- YOUR TASK
Please copy each line of the listing below in which the word "properties" appears.
++++ SOURCE MATERIAL ++++
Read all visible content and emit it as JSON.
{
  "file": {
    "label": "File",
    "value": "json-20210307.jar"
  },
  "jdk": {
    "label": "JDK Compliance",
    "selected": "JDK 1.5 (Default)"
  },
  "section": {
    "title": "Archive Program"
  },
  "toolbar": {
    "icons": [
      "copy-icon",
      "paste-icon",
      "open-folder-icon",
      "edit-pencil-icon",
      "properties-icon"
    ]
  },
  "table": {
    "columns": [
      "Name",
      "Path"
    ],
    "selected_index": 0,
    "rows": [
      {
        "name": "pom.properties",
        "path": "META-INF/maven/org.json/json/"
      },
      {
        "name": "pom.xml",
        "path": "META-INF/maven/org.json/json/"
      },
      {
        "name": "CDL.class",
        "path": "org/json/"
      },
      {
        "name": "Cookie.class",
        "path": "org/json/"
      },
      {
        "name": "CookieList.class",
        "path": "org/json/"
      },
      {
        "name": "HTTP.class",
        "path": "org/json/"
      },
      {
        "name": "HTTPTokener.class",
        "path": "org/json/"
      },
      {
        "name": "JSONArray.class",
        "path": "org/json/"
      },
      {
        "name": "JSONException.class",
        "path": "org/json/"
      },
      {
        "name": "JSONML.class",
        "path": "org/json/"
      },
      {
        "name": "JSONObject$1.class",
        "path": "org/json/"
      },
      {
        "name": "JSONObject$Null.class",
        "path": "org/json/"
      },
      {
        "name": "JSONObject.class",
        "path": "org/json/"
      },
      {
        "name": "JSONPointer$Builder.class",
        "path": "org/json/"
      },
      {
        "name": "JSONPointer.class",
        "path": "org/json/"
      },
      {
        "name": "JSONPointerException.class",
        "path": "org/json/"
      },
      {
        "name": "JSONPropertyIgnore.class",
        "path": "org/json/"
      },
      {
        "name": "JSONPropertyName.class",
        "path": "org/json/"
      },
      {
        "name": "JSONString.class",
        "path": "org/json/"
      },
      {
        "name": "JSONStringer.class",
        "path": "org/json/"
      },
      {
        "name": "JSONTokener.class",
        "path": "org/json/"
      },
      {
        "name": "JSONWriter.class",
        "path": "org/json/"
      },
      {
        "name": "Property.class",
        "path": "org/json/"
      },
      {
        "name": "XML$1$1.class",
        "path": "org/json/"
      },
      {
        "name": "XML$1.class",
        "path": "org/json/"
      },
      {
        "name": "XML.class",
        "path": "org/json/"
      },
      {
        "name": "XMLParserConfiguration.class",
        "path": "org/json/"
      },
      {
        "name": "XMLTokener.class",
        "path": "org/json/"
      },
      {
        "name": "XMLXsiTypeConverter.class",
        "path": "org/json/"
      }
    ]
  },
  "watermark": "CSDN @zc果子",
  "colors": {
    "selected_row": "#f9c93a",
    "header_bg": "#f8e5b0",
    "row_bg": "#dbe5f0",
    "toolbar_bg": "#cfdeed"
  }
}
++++
- WRITTEN RESPONSE
      "properties-icon"
        "name": "pom.properties",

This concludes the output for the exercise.